Yesterday, the U.S. Supreme Court declined to hear – and thus let stand – a lower court ruling invalidating voter ID and other changes to North Carolina election law as racially discriminatory.
MIT’s Charles Stewart is a familiar face on this blog, given his survey work on the voting experience and research on on polling place lines – and he has a piece at Election Updates on the new Presidential election integrity commission that has some important observations – especially about the potential lost opportunity for progress on efforts to improve the nation’s election system.
The White House announced yesterday that the President had signed an executive order establishing a Presidential Advisory Commission on Election Integrity tasked with examining the nation’s system for federal elections. Partisan uproar aside, there are several questions about the commission worth watching when (and if) it gets underway.
A little more than two dozen voters in Marion County (Salem), Oregon got a surprise recently when their ballots arrived with no candidate names due to a design error. The nature of the error was such that it’s hard to identify a takeaway “practice pointer” going forward – meaning that it could just be one more thing for local officials to worry about before, during and after Election Day.
A new report finds that California voters with limited English proficiency aren’t getting all the assistance they need in casting their ballots, and it could bolster the chances of a bill designed to address many of those problems – especially as the state considers changing the way communities vote.
Last year, Illinois Governor Bruce Rauner vetoed a bipartisan automatic voter registration (AVR) bill. Now, supporters are trying again in the state legislature with a revised bill aimed at addressing his concerns.
Iowa Governor Terry Branstad has signed a bill that will require voter ID and makes several other changes to the state’s election laws, including shortening early voting and eliminating straight-ticket voting.
Election officials know that the run-up to Election Day can be chaotic and exhausting as all of the various pieces of the process are coming together – and in Vermont, local clerks are trying to get the state to give them a “gap day” on the Monday before so they can be ready. Unfortunately for them, the Secretary of State and the Legislature don’t seem to agree.
New Yorkers are getting a chance to choose their new “I Voted” sticker in an online vote that runs through next week.

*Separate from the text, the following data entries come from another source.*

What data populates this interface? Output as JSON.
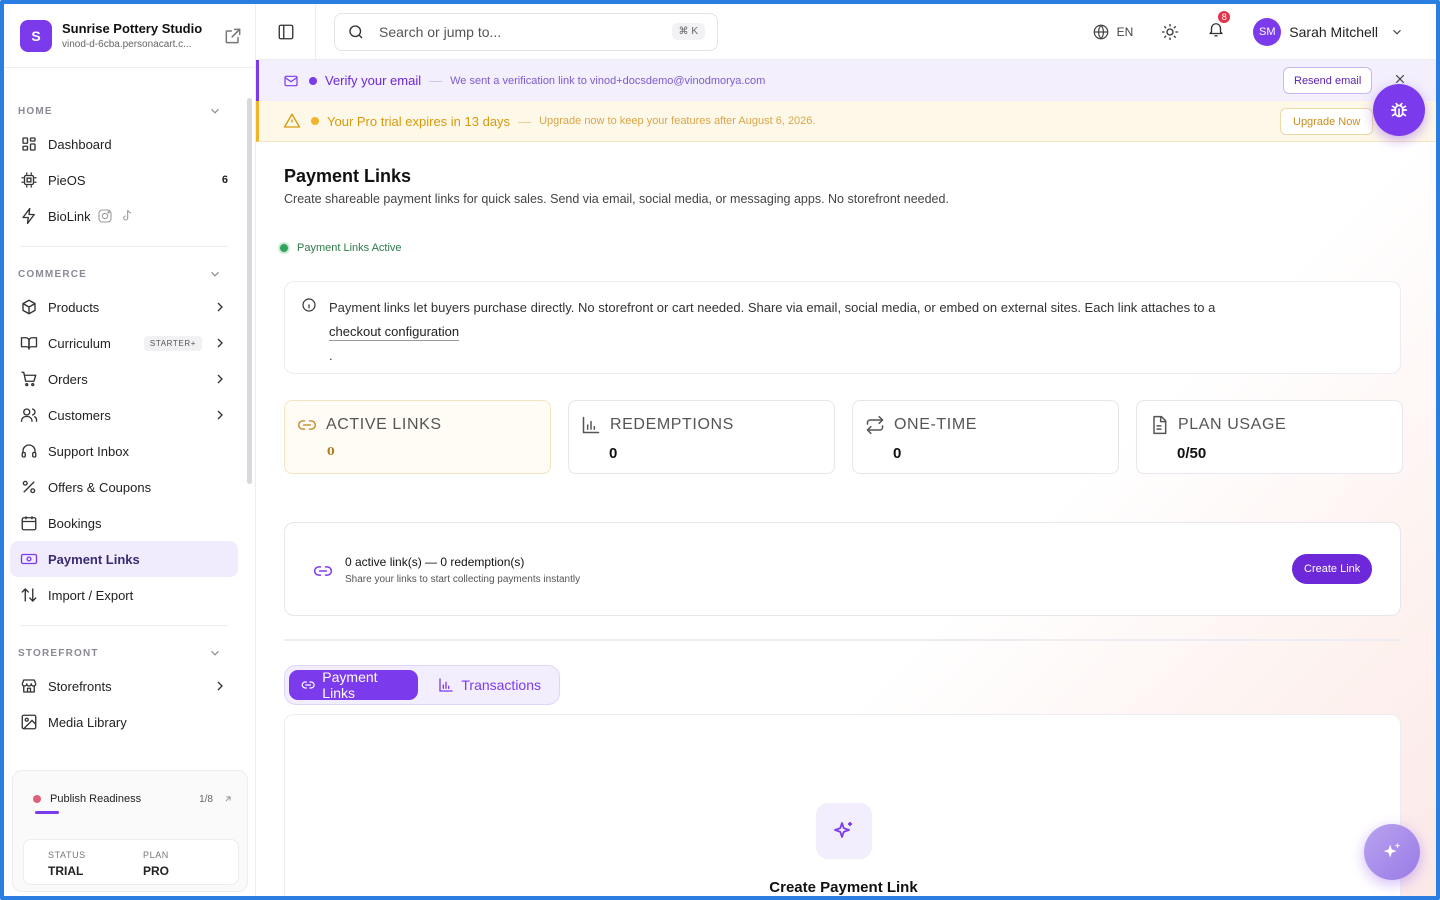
{
  "brand": {
    "initial": "S",
    "name": "Sunrise Pottery Studio",
    "url": "vinod-d-6cba.personacart.c..."
  },
  "sidebar": {
    "sections": [
      {
        "title": "HOME",
        "items": [
          {
            "label": "Dashboard",
            "icon": "dashboard-icon"
          },
          {
            "label": "PieOS",
            "icon": "cpu-icon",
            "count": "6"
          },
          {
            "label": "BioLink",
            "icon": "bolt-icon"
          }
        ]
      },
      {
        "title": "COMMERCE",
        "items": [
          {
            "label": "Products",
            "icon": "box-icon"
          },
          {
            "label": "Curriculum",
            "icon": "book-icon",
            "badge": "STARTER+"
          },
          {
            "label": "Orders",
            "icon": "cart-icon"
          },
          {
            "label": "Customers",
            "icon": "users-icon"
          },
          {
            "label": "Support Inbox",
            "icon": "headset-icon"
          },
          {
            "label": "Offers & Coupons",
            "icon": "percent-icon"
          },
          {
            "label": "Bookings",
            "icon": "calendar-icon"
          },
          {
            "label": "Payment Links",
            "icon": "banknote-icon",
            "active": true
          },
          {
            "label": "Import / Export",
            "icon": "arrows-updown-icon"
          }
        ]
      },
      {
        "title": "STOREFRONT",
        "items": [
          {
            "label": "Storefronts",
            "icon": "store-icon"
          },
          {
            "label": "Media Library",
            "icon": "image-icon"
          }
        ]
      }
    ],
    "publish": {
      "label": "Publish Readiness",
      "count": "1/8",
      "progress": 0.125
    },
    "status": {
      "status_key": "STATUS",
      "status_value": "TRIAL",
      "plan_key": "PLAN",
      "plan_value": "PRO"
    }
  },
  "topbar": {
    "search_placeholder": "Search or jump to...",
    "search_shortcut": "⌘ K",
    "language": "EN",
    "notifications_count": "8",
    "user_initials": "SM",
    "user_name": "Sarah Mitchell"
  },
  "banners": {
    "verify": {
      "title": "Verify your email",
      "separator": "—",
      "text": "We sent a verification link to vinod+docsdemo@vinodmorya.com",
      "button": "Resend email"
    },
    "trial": {
      "title": "Your Pro trial expires in 13 days",
      "separator": "—",
      "text": "Upgrade now to keep your features after August 6, 2026.",
      "button": "Upgrade Now"
    }
  },
  "page": {
    "title": "Payment Links",
    "subtitle": "Create shareable payment links for quick sales. Send via email, social media, or messaging apps. No storefront needed.",
    "status": "Payment Links Active",
    "info_text": "Payment links let buyers purchase directly. No storefront or cart needed. Share via email, social media, or embed on external sites. Each link attaches to a",
    "info_link": "checkout configuration",
    "info_tail": ".",
    "stats": [
      {
        "label": "ACTIVE LINKS",
        "value": "0",
        "icon": "link-icon"
      },
      {
        "label": "REDEMPTIONS",
        "value": "0",
        "icon": "bar-chart-icon"
      },
      {
        "label": "ONE-TIME",
        "value": "0",
        "icon": "repeat-icon"
      },
      {
        "label": "PLAN USAGE",
        "value": "0/50",
        "icon": "document-icon"
      }
    ],
    "summary_title": "0 active link(s) — 0 redemption(s)",
    "summary_sub": "Share your links to start collecting payments instantly",
    "create_button": "Create Link",
    "tabs": [
      {
        "label": "Payment Links",
        "active": true
      },
      {
        "label": "Transactions",
        "active": false
      }
    ],
    "empty_title": "Create Payment Link"
  },
  "colors": {
    "accent": "#7c3aed",
    "trial": "#d99a0a",
    "active_status": "#34a35b"
  }
}
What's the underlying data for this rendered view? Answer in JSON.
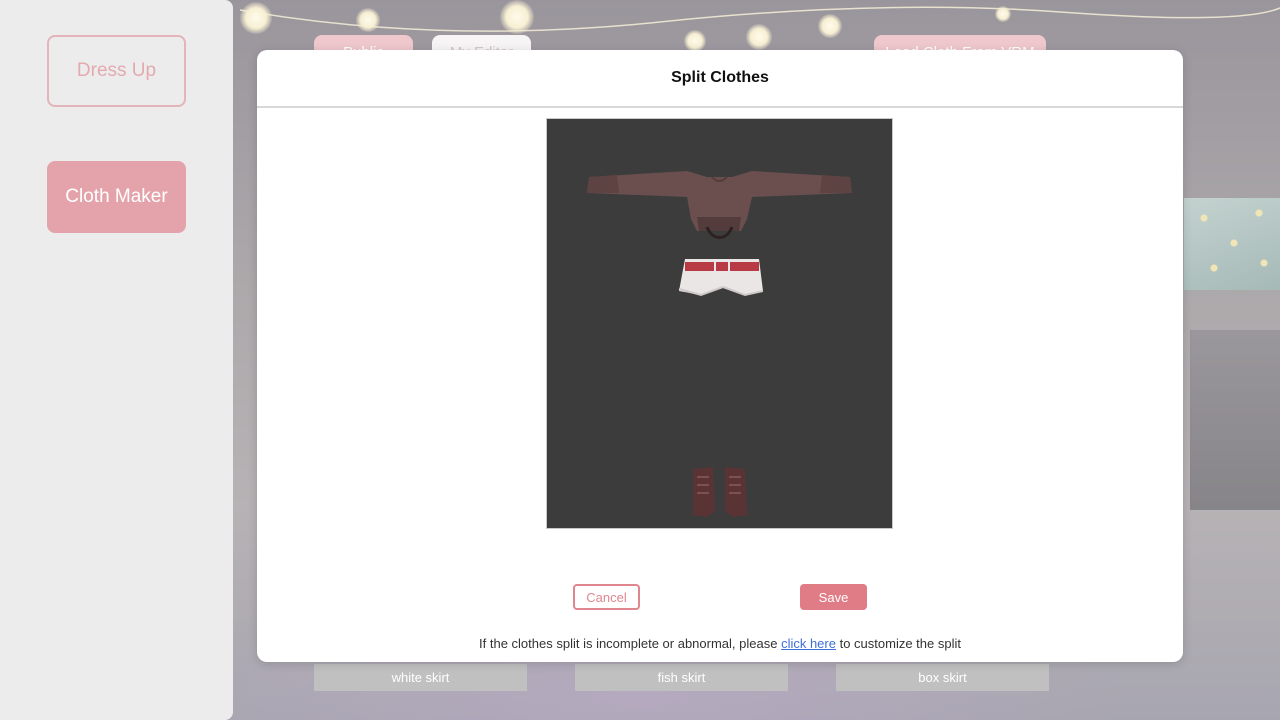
{
  "background": {
    "top_buttons": {
      "public_label": "Public",
      "my_editor_label": "My Editor",
      "load_label": "Load Cloth From VRM"
    },
    "skirts": [
      {
        "label": "white skirt"
      },
      {
        "label": "fish skirt"
      },
      {
        "label": "box skirt"
      }
    ]
  },
  "sidebar": {
    "items": [
      {
        "label": "Dress Up",
        "active": false
      },
      {
        "label": "Cloth Maker",
        "active": true
      }
    ]
  },
  "modal": {
    "title": "Split Clothes",
    "preview": {
      "items": [
        "sweater",
        "shorts",
        "boots"
      ]
    },
    "cancel_label": "Cancel",
    "save_label": "Save",
    "note_before": "If the clothes split is incomplete or abnormal, please ",
    "note_link": "click here",
    "note_after": " to customize the split"
  },
  "colors": {
    "accent": "#e07c86",
    "sidebar_active": "#e4a3aa",
    "preview_bg": "#3c3c3c",
    "link": "#3d6fd6"
  }
}
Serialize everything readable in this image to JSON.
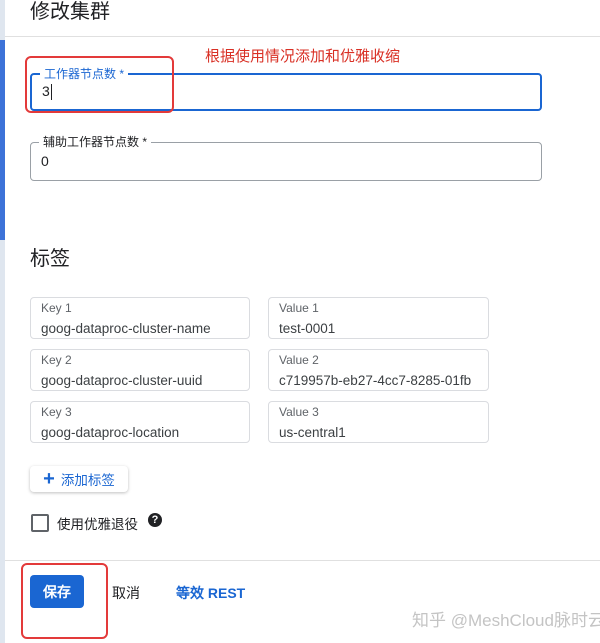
{
  "dialog": {
    "title": "修改集群"
  },
  "annotation": {
    "text": "根据使用情况添加和优雅收缩",
    "color": "#d93025"
  },
  "fields": {
    "workers": {
      "label": "工作器节点数 *",
      "value": "3"
    },
    "secondary_workers": {
      "label": "辅助工作器节点数 *",
      "value": "0"
    }
  },
  "labels_section": {
    "title": "标签",
    "rows": [
      {
        "key_label": "Key 1",
        "key_value": "goog-dataproc-cluster-name",
        "value_label": "Value 1",
        "value_value": "test-0001"
      },
      {
        "key_label": "Key 2",
        "key_value": "goog-dataproc-cluster-uuid",
        "value_label": "Value 2",
        "value_value": "c719957b-eb27-4cc7-8285-01fb"
      },
      {
        "key_label": "Key 3",
        "key_value": "goog-dataproc-location",
        "value_label": "Value 3",
        "value_value": "us-central1"
      }
    ],
    "add_button": "添加标签"
  },
  "graceful_decommission": {
    "label": "使用优雅退役",
    "checked": false
  },
  "footer": {
    "save": "保存",
    "cancel": "取消",
    "rest": "等效 REST"
  },
  "watermark": "知乎 @MeshCloud脉时云",
  "colors": {
    "primary": "#1a66d2",
    "highlight": "#e33a3a"
  }
}
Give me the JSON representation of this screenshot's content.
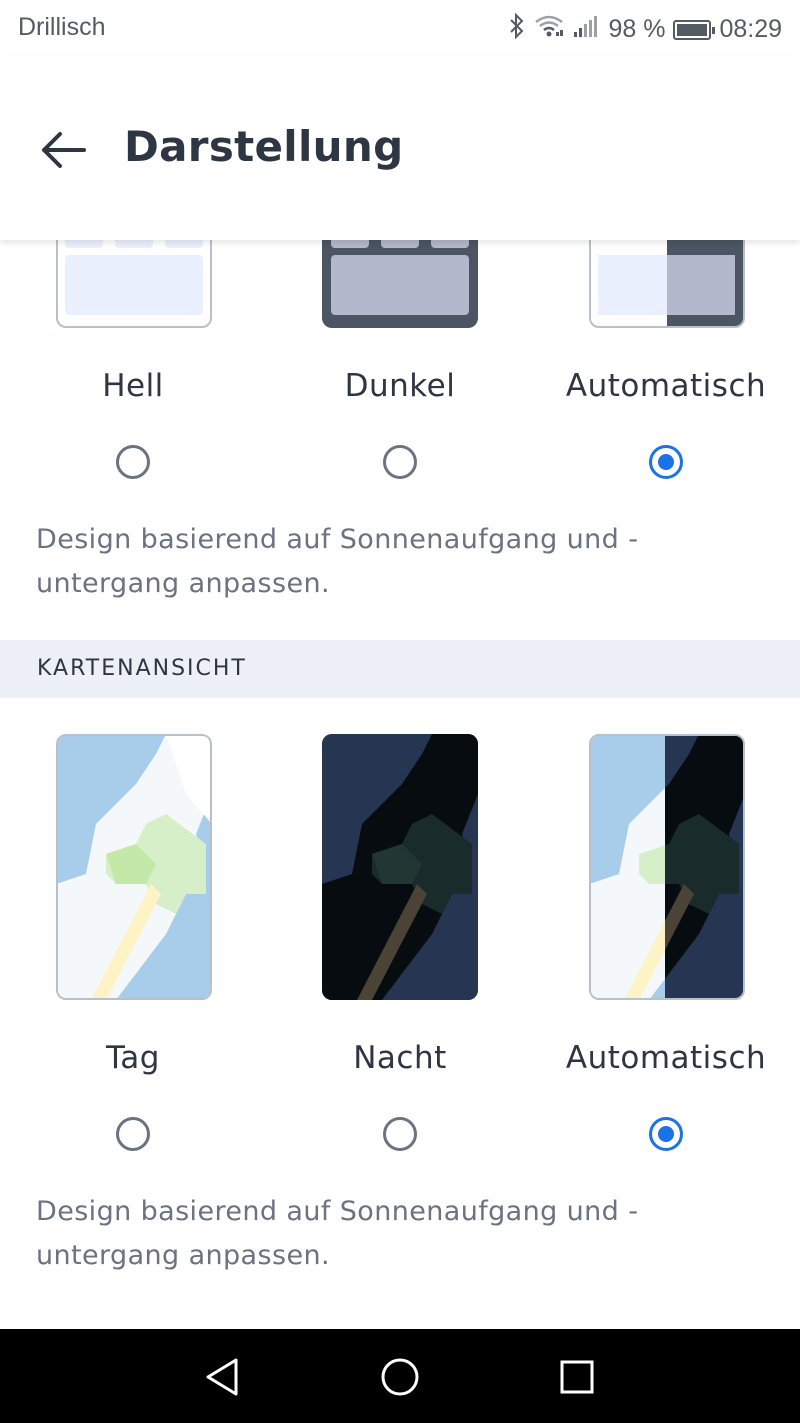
{
  "status_bar": {
    "carrier": "Drillisch",
    "battery": "98 %",
    "time": "08:29",
    "icons": [
      "bluetooth-icon",
      "wifi-icon",
      "signal-icon",
      "battery-icon"
    ]
  },
  "app_bar": {
    "title": "Darstellung",
    "back_icon": "arrow-left-icon"
  },
  "theme": {
    "options": [
      {
        "label": "Hell",
        "selected": false
      },
      {
        "label": "Dunkel",
        "selected": false
      },
      {
        "label": "Automatisch",
        "selected": true
      }
    ],
    "description": "Design basierend auf Sonnenaufgang und -untergang anpassen."
  },
  "map_view": {
    "header": "KARTENANSICHT",
    "options": [
      {
        "label": "Tag",
        "selected": false
      },
      {
        "label": "Nacht",
        "selected": false
      },
      {
        "label": "Automatisch",
        "selected": true
      }
    ],
    "description": "Design basierend auf Sonnenaufgang und -untergang anpassen."
  },
  "colors": {
    "accent": "#1a73e8",
    "text_primary": "#2e3644",
    "text_secondary": "#6b7280",
    "section_bg": "#edf1f7"
  },
  "nav_bar": {
    "icons": [
      "back-triangle-icon",
      "home-circle-icon",
      "recents-square-icon"
    ]
  }
}
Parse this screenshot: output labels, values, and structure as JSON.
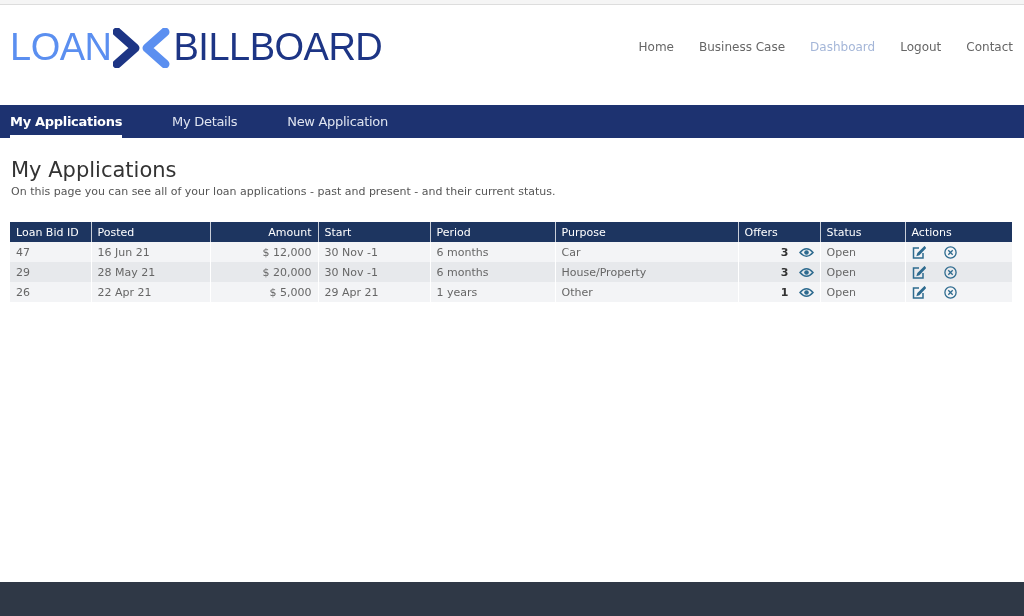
{
  "logo": {
    "left": "LOAN",
    "right": "BILLBOARD"
  },
  "nav": [
    {
      "label": "Home",
      "selected": false
    },
    {
      "label": "Business Case",
      "selected": false
    },
    {
      "label": "Dashboard",
      "selected": true
    },
    {
      "label": "Logout",
      "selected": false
    },
    {
      "label": "Contact",
      "selected": false
    }
  ],
  "tabs": [
    {
      "label": "My Applications",
      "selected": true
    },
    {
      "label": "My Details",
      "selected": false
    },
    {
      "label": "New Application",
      "selected": false
    }
  ],
  "heading": "My Applications",
  "intro": "On this page you can see all of your loan applications - past and present - and their current status.",
  "table": {
    "columns": [
      "Loan Bid ID",
      "Posted",
      "Amount",
      "Start",
      "Period",
      "Purpose",
      "Offers",
      "Status",
      "Actions"
    ],
    "rows": [
      {
        "id": "47",
        "posted": "16 Jun 21",
        "amount": "$ 12,000",
        "start": "30 Nov -1",
        "period": "6  months",
        "purpose": "Car",
        "offers": "3",
        "status": "Open"
      },
      {
        "id": "29",
        "posted": "28 May 21",
        "amount": "$ 20,000",
        "start": "30 Nov -1",
        "period": "6  months",
        "purpose": "House/Property",
        "offers": "3",
        "status": "Open"
      },
      {
        "id": "26",
        "posted": "22 Apr 21",
        "amount": "$ 5,000",
        "start": "29 Apr 21",
        "period": "1  years",
        "purpose": "Other",
        "offers": "1",
        "status": "Open"
      }
    ]
  }
}
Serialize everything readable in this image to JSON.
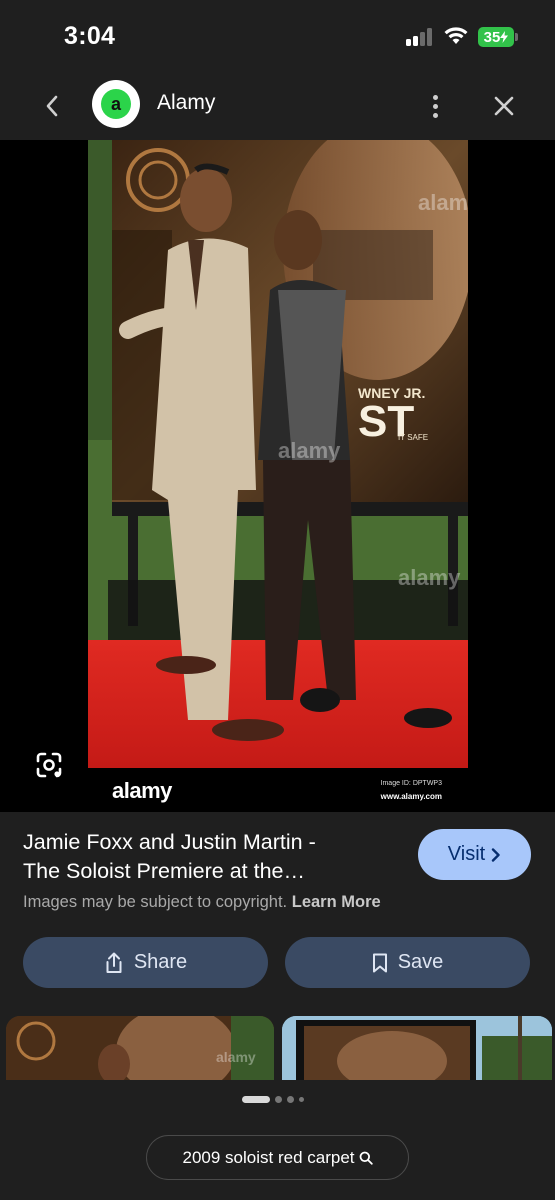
{
  "status_bar": {
    "time": "3:04",
    "battery": "35"
  },
  "header": {
    "site_logo_letter": "a",
    "site_name": "Alamy"
  },
  "photo": {
    "watermark_logo": "alamy",
    "image_id": "Image ID: DPTWP3",
    "image_url": "www.alamy.com",
    "poster_text_1": "WNEY JR.",
    "poster_text_2": "ST",
    "poster_text_3": "IT SAFE"
  },
  "result": {
    "title_line1": "Jamie Foxx and Justin Martin -",
    "title_line2": "The Soloist Premiere at the…",
    "visit_label": "Visit",
    "copyright_text": "Images may be subject to copyright.",
    "learn_more": "Learn More"
  },
  "actions": {
    "share_label": "Share",
    "save_label": "Save"
  },
  "thumbnails": {
    "watermark": "alamy"
  },
  "search_suggestion": "2009 soloist red carpet",
  "colors": {
    "background": "#1f1f1f",
    "visit_button": "#a8c7fa",
    "action_button": "#3a4a63",
    "battery": "#32c24a",
    "site_logo": "#2bd44a",
    "red_carpet": "#d42020"
  }
}
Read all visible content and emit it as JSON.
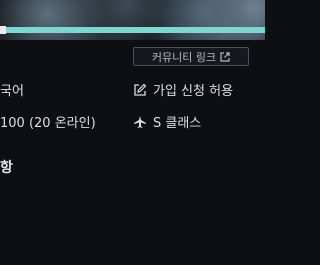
{
  "header": {
    "progress": 1.0
  },
  "community_link": {
    "label": "커뮤니티 링크",
    "icon": "external-link-icon"
  },
  "info": {
    "language": "국어",
    "join_policy": "가입 신청 허용",
    "join_policy_icon": "edit-icon",
    "members": "100 (20 온라인)",
    "class": "S 클래스",
    "class_icon": "airplane-icon"
  },
  "section": {
    "title": "항"
  },
  "colors": {
    "accent": "#7fd5cf",
    "background": "#0d0f12"
  }
}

While it’s definitely not the most important decision to be made in the elections field, it is worth paying attention and giving it some thought given how much voters love their “I Voted” stickers.
My friend and colleague Rokey Suleman has literally been around the world with his work in the election field – but he may have just taken on the most challenging post of his career as he takes over as Richland County (Columbia), SC election director.